Now, the world’s most prolific hotel brands have leased their own atolls from the Maldivian government and built luxury resorts. With brands like the Taj, Shangri-La, and Four Seasons, it’s tempting to choose a property that is “safe,” where you know you’ll get luxury and service. However, if you know anything about the current environmental state of the Maldives, you may opt for a resort that prides itself on sustainability. Climate change is real and imminent, with rising water levels threatening to engulf atolls and increasing water temperatures killing off fragile coral.
With plans to head to the Maldives, I searched for a resort with a strong emphasis on sustainability and I am incredibly fortunate to have stumbled upon Soneva Fushi. The 65-villa resort sits on a 1,400 meter long island in the Baa Atoll. I booked a “Soneva Fushi Villa with pool,” which will set you back about $1,243/night. This rate does not include the seaplane transfer from Malé to the resort, which will cost you $550 per person (roundtrip).

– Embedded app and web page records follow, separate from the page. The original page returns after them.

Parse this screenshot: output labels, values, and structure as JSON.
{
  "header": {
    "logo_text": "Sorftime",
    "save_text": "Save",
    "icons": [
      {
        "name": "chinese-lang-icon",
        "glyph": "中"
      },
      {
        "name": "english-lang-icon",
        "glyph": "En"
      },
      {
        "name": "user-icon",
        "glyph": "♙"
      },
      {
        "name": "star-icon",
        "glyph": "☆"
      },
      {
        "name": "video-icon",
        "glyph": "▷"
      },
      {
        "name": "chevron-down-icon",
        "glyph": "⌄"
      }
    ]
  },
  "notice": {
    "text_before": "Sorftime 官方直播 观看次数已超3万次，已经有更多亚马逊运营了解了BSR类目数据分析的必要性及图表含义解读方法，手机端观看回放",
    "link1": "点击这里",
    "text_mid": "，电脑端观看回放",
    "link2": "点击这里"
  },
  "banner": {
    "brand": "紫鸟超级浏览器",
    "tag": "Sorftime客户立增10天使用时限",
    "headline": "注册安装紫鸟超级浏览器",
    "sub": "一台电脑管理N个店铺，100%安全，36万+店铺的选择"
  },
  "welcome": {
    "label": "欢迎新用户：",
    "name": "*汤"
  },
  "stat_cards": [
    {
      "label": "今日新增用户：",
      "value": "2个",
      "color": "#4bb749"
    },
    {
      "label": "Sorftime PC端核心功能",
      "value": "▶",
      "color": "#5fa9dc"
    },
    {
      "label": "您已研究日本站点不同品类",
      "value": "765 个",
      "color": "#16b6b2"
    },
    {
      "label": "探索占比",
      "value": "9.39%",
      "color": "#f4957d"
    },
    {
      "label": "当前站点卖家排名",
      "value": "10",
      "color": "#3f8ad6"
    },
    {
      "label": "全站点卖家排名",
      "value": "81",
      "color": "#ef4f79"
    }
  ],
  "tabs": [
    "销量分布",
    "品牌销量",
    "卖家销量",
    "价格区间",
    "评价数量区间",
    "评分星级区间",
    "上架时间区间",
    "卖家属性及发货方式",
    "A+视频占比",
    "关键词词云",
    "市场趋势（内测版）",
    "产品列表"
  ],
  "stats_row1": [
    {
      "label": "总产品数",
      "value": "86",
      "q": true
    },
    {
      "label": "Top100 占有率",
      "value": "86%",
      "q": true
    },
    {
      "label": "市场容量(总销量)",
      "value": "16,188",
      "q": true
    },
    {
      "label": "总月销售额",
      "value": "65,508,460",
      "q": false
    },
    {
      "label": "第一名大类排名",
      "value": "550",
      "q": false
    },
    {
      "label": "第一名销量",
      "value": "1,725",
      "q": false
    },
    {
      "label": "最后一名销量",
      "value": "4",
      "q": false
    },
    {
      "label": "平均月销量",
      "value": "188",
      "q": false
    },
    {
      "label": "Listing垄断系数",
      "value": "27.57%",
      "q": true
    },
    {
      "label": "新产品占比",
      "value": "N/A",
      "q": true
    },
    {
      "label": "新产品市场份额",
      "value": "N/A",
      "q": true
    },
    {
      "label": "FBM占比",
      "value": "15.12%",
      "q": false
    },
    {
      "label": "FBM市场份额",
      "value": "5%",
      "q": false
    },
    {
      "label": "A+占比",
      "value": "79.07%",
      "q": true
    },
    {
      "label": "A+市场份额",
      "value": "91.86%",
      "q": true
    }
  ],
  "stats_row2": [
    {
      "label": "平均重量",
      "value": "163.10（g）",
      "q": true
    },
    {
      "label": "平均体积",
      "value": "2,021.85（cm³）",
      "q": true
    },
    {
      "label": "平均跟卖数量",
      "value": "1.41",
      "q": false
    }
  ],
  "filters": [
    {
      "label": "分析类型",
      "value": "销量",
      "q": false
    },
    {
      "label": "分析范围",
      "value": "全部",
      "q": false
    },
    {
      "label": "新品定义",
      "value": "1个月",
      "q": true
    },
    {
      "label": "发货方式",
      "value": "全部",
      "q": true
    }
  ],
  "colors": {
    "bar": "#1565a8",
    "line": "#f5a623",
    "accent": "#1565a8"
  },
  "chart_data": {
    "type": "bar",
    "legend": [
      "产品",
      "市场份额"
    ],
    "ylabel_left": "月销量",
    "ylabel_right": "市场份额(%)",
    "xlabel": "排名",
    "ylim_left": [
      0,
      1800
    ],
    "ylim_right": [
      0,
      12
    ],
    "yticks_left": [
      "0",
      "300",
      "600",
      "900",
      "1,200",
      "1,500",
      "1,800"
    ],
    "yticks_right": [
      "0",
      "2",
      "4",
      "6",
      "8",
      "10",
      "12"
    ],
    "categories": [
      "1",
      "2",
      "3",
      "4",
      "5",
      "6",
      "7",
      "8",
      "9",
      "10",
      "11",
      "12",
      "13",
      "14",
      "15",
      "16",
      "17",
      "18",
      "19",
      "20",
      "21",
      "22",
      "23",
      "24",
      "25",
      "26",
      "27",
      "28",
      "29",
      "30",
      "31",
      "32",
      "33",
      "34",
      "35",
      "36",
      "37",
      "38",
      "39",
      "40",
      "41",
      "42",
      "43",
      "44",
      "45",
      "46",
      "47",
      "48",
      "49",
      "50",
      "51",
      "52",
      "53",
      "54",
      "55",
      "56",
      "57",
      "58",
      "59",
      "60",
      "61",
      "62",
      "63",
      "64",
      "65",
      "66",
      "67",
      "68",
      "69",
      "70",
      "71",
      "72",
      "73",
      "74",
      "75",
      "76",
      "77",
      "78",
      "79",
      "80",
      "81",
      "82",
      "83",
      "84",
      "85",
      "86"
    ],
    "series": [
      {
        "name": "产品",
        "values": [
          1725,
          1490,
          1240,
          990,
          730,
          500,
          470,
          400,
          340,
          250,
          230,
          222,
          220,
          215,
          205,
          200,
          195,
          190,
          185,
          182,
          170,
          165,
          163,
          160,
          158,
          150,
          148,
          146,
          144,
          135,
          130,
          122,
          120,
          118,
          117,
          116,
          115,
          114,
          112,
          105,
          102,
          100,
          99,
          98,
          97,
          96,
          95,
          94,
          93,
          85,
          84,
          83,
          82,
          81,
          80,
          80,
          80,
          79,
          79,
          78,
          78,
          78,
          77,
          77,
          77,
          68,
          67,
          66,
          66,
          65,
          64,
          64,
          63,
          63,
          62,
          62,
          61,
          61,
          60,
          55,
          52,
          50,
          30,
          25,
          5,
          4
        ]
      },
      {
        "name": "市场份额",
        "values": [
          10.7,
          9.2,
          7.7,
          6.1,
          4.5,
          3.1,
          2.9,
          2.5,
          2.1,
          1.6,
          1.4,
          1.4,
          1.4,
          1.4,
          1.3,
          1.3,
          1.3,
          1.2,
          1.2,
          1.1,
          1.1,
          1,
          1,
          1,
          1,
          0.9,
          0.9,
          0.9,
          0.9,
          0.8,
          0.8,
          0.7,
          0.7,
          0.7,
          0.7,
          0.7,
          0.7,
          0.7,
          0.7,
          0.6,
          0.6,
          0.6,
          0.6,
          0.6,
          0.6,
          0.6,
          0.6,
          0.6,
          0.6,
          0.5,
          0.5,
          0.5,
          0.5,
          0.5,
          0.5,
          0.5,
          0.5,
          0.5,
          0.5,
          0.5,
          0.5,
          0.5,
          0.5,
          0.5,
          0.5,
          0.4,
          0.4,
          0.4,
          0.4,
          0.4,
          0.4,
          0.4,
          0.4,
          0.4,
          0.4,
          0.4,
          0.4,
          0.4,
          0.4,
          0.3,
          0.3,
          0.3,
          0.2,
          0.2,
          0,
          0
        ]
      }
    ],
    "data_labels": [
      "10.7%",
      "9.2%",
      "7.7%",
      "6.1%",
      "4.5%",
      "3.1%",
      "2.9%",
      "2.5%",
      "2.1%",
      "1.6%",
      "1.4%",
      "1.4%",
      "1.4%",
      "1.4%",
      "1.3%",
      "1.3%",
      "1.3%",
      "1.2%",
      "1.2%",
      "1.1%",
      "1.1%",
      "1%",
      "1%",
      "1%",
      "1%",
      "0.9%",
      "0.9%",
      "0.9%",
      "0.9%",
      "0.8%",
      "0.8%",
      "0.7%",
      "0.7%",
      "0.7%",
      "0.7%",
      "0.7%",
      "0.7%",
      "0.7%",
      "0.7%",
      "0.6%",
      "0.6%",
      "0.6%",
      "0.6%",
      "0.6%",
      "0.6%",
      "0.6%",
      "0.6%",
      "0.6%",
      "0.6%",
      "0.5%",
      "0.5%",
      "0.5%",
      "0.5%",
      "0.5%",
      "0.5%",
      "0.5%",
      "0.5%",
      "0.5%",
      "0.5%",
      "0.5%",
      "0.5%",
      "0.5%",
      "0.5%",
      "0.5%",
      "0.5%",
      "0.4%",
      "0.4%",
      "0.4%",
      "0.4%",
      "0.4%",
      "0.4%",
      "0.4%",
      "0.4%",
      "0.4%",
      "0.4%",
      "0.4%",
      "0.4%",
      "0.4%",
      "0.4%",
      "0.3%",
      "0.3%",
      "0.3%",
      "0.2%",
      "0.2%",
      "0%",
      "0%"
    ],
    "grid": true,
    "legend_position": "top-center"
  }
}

The 30-minute flight from Malé, the main island, gave us a stunning aerial view of the countless tiny islands, and was certainly worth the additional cost (not that we had a choice). We landed next to a tiny dock in the middle of the water, dubbed the Soneva Fushi International Airport. Our butler Mohamed greeted us on a boat and took us to the island. Upon arrival, we had a brief tour and went straight to our villa. No checking in, no crazy forms. There was only one rule for the week: no news, no shoes.